*WHAT IS EXPECTED:* Scan the material below for the string "autocmds", and copy every line where it shows up.

*DATA EXTRACT:*
•••

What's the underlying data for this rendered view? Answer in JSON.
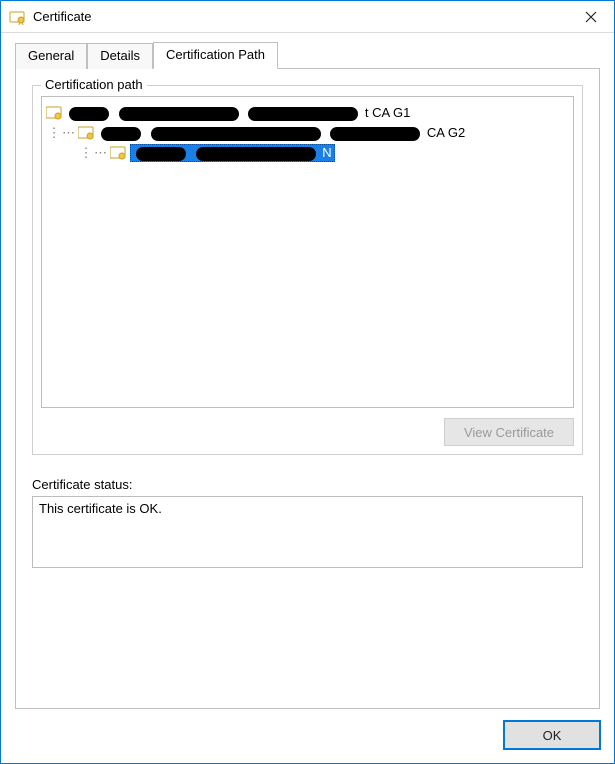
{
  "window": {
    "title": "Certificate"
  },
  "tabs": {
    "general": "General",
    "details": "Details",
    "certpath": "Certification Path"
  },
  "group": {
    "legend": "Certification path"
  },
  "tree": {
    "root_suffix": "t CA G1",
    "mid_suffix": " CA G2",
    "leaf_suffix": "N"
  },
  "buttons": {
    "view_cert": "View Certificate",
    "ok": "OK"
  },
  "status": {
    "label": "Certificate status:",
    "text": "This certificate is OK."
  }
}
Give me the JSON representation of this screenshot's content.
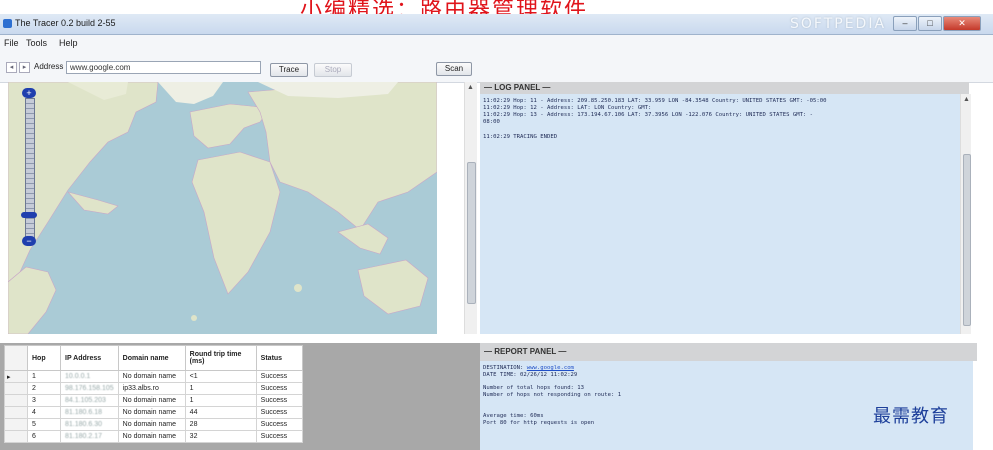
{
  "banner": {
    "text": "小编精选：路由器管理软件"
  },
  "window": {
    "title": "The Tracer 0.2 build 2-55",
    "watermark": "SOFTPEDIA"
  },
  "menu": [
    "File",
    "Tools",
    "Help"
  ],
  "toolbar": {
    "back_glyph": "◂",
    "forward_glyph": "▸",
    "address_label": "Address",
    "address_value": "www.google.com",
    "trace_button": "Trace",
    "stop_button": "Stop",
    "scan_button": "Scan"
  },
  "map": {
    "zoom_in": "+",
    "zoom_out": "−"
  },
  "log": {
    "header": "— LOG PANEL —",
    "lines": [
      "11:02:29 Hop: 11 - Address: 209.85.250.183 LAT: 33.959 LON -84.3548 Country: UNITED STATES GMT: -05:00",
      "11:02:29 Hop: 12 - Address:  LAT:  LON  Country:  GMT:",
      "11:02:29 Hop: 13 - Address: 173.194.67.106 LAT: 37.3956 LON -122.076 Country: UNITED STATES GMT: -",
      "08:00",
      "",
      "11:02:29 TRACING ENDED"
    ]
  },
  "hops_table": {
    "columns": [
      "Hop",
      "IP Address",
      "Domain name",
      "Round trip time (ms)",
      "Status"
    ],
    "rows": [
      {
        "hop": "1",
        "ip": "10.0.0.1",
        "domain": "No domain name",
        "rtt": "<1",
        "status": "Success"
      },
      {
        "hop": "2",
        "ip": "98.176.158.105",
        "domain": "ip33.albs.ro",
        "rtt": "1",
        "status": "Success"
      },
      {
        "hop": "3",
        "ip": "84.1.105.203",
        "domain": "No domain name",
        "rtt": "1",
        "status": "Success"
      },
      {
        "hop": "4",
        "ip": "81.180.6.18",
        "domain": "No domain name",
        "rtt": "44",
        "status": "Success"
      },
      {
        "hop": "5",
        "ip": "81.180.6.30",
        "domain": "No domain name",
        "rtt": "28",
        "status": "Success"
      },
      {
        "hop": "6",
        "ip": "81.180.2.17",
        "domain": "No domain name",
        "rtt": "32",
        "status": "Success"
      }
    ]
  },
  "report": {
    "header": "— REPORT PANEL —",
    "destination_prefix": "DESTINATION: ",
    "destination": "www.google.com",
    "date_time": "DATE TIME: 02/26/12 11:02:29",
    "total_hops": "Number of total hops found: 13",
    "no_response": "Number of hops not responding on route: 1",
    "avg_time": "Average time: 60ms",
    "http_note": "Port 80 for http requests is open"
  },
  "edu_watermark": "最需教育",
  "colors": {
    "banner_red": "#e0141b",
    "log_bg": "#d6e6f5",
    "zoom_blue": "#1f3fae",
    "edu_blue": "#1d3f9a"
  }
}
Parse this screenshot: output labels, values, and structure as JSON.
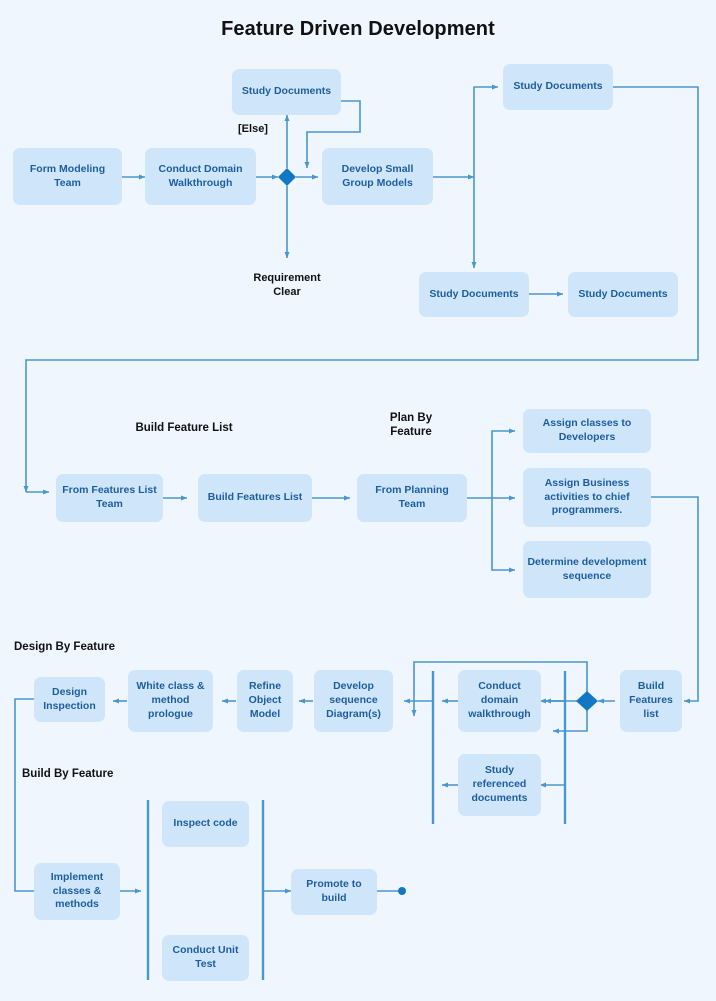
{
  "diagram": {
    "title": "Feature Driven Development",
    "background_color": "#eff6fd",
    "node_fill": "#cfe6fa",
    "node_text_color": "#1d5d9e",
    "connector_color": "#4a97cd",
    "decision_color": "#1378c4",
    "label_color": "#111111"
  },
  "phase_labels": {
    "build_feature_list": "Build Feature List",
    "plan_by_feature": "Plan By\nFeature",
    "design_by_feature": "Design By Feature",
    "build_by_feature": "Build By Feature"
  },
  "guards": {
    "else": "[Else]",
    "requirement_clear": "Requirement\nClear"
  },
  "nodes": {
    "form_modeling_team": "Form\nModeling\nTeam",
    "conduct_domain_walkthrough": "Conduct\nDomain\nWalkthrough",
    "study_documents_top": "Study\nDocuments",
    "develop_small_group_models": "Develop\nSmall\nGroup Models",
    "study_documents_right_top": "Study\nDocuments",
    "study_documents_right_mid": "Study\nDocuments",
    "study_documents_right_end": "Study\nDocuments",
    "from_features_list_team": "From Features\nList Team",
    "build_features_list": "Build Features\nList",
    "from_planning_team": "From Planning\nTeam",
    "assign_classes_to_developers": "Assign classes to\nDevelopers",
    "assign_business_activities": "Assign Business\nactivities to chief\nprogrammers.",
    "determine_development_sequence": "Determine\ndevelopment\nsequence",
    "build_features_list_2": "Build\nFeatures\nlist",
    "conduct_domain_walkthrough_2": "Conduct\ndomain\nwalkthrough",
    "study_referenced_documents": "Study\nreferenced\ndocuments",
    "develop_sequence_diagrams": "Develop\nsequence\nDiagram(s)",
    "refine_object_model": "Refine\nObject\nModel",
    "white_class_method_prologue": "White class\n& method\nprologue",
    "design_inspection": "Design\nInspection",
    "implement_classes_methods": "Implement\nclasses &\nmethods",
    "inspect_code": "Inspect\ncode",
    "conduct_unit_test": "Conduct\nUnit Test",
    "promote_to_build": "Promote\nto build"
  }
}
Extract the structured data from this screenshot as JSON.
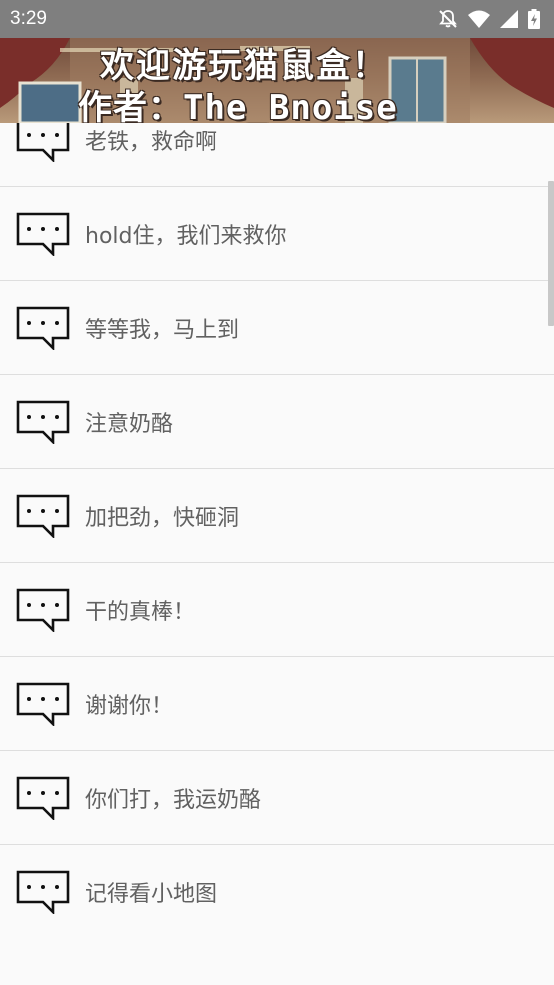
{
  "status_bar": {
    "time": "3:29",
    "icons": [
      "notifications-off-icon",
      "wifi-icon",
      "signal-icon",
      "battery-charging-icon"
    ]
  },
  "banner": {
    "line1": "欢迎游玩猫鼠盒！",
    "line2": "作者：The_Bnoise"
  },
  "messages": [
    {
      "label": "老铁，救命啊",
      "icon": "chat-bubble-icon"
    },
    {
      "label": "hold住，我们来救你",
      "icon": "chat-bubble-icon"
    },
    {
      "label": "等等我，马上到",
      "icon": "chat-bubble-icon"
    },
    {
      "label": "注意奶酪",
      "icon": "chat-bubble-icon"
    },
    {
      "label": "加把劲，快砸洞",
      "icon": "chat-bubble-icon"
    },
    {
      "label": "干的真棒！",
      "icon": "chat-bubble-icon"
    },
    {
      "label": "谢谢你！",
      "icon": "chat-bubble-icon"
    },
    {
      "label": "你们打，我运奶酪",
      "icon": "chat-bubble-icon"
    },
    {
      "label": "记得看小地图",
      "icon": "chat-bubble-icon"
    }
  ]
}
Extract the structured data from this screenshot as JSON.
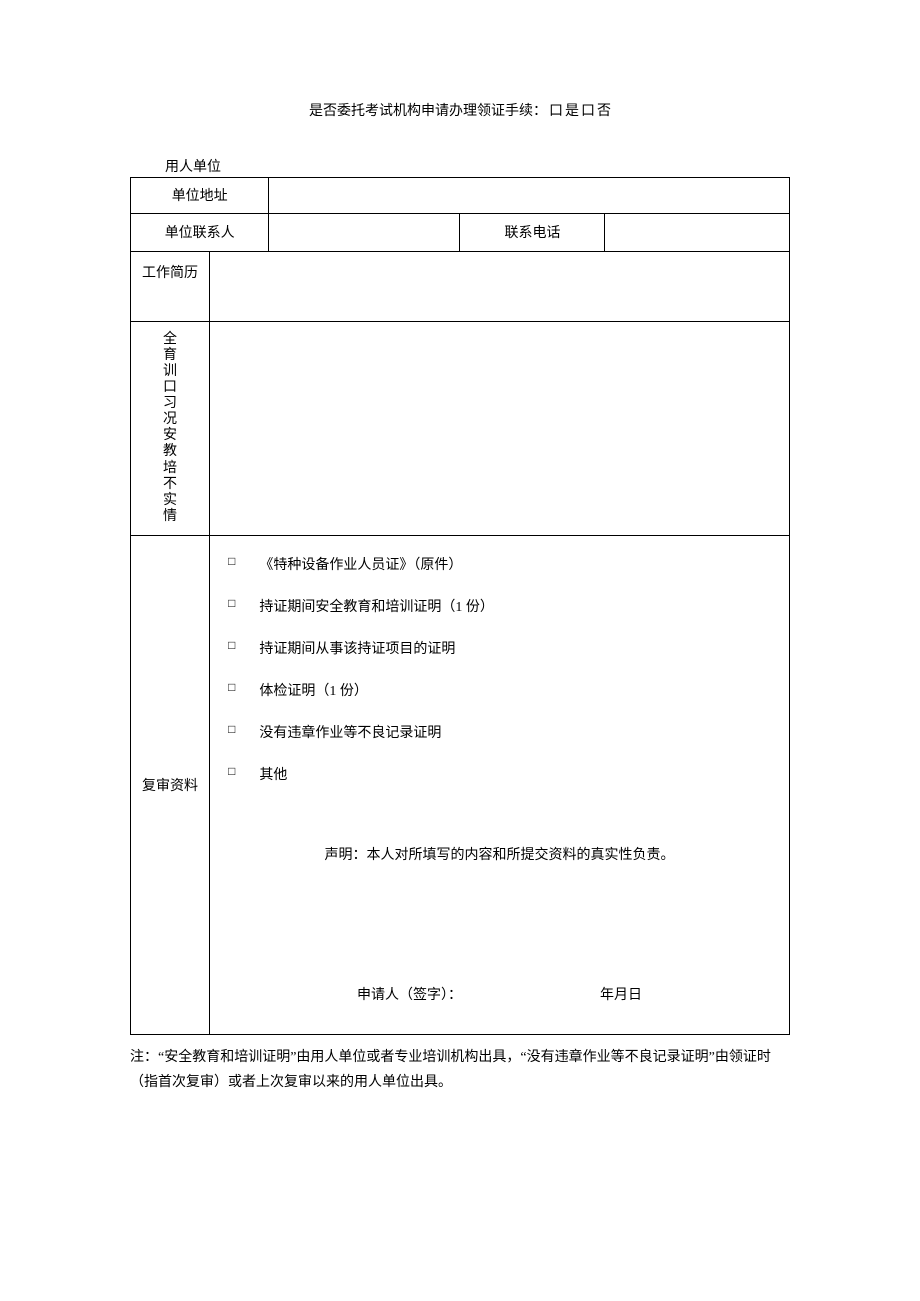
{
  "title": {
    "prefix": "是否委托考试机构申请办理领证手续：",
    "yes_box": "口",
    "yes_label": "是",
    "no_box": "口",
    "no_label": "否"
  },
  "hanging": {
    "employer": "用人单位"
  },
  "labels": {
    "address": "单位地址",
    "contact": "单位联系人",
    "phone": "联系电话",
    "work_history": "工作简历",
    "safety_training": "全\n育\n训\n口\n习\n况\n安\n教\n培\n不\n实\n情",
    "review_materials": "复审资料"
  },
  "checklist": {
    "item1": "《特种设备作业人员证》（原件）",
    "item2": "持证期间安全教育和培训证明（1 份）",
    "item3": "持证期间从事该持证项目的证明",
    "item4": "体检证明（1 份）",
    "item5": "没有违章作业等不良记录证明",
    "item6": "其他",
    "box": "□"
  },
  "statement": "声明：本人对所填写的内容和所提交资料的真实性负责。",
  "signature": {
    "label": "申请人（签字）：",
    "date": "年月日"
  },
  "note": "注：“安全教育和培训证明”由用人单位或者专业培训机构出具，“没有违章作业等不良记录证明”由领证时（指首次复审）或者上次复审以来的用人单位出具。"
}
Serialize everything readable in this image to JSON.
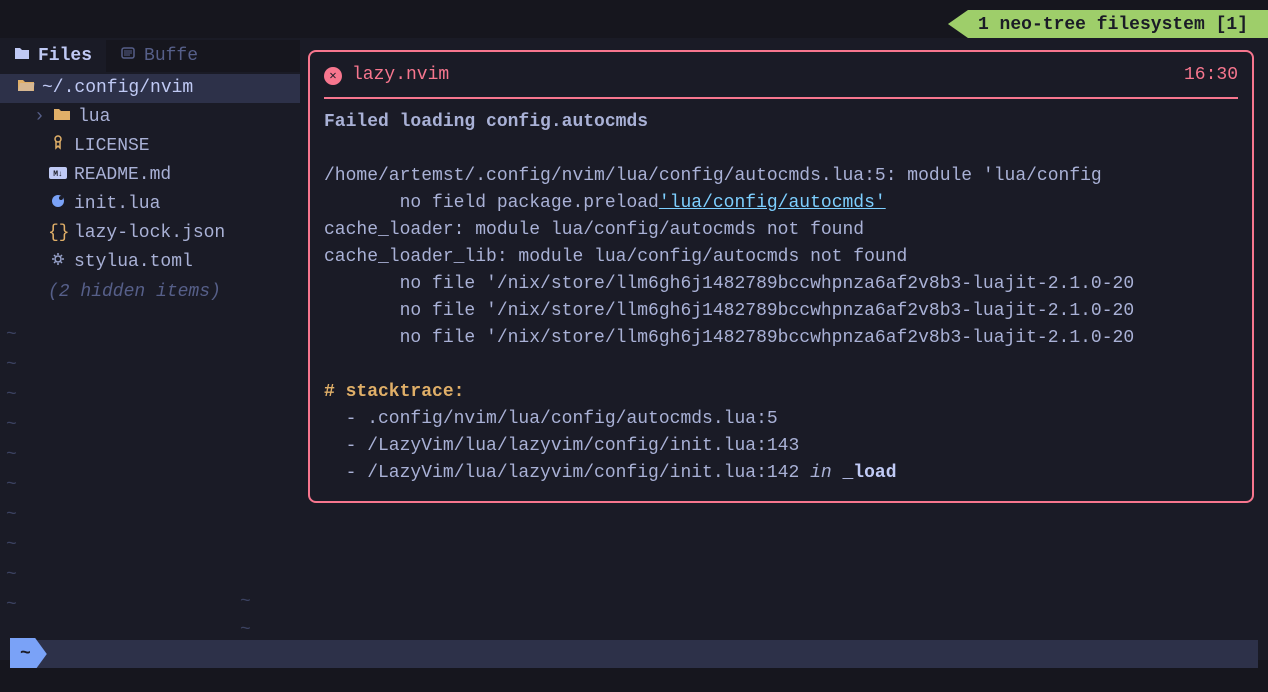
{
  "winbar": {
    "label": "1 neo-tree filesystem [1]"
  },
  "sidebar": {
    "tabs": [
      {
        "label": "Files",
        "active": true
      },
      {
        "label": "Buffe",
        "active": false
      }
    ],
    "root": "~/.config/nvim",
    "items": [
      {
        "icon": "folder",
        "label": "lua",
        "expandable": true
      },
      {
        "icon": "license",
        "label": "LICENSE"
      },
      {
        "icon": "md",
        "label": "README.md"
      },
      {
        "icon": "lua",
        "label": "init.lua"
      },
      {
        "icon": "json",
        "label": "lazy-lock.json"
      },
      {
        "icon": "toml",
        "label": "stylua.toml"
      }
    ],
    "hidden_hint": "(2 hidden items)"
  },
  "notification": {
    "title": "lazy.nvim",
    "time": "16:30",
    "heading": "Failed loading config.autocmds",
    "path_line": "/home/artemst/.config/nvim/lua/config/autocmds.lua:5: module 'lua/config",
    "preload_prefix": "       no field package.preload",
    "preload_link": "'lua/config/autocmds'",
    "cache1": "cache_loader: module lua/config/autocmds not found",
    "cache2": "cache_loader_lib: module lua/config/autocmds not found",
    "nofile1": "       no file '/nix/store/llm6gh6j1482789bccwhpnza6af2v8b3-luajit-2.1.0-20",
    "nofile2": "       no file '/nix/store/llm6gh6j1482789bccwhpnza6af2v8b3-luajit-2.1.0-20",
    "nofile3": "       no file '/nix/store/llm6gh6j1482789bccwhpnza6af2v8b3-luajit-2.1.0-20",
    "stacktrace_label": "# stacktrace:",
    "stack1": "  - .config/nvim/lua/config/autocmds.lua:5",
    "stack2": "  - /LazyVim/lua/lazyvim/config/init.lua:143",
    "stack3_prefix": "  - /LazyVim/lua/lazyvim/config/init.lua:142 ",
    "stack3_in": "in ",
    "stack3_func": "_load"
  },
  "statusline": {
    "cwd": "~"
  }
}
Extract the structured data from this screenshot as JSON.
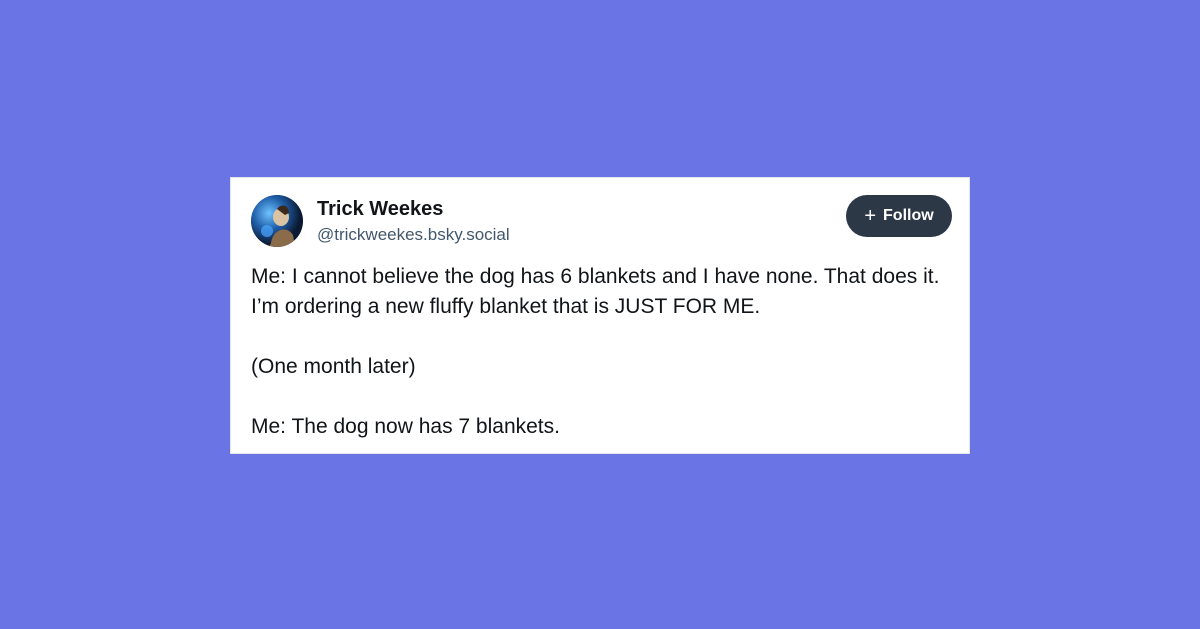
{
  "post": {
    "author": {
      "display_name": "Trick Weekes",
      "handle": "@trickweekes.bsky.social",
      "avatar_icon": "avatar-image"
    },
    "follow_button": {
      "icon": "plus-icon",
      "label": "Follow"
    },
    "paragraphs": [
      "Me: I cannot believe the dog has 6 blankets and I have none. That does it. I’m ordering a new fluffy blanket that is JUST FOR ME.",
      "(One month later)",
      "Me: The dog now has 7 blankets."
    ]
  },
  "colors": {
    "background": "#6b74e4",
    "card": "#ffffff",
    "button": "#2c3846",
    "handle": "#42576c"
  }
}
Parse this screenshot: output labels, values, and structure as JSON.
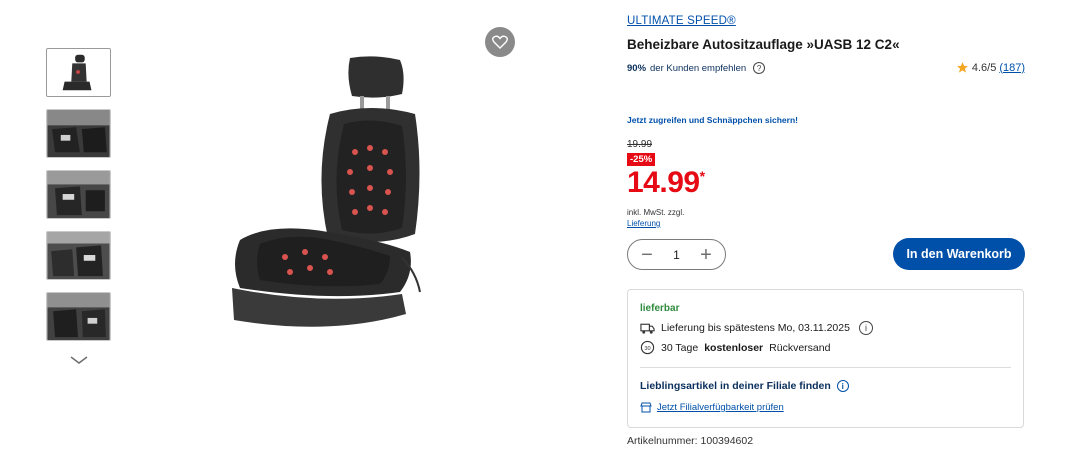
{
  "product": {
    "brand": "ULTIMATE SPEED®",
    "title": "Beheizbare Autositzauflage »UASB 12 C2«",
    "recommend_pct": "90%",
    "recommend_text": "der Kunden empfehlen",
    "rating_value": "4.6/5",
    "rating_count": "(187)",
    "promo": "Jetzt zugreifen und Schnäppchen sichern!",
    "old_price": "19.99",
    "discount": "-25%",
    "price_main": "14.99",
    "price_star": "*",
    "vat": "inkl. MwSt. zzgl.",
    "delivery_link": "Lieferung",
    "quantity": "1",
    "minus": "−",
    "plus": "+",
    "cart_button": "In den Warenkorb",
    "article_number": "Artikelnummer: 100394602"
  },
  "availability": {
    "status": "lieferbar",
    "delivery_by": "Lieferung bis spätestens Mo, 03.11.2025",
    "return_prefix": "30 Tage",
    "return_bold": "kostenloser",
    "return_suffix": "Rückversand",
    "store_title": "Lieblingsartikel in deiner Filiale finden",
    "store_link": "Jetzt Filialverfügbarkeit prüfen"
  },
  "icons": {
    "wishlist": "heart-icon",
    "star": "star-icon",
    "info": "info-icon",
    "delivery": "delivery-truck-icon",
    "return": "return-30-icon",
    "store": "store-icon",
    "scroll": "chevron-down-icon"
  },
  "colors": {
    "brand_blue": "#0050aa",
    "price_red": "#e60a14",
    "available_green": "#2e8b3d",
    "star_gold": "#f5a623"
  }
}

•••

*RESULT OF THIS EXERCISE:*
    "heading": "Failed loading config.autocmds",
    "path_line": "/home/artemst/.config/nvim/lua/config/autocmds.lua:5: module 'lua/config",
    "preload_link": "'lua/config/autocmds'",
    "cache1": "cache_loader: module lua/config/autocmds not found",
    "cache2": "cache_loader_lib: module lua/config/autocmds not found",
    "stack1": "  - .config/nvim/lua/config/autocmds.lua:5",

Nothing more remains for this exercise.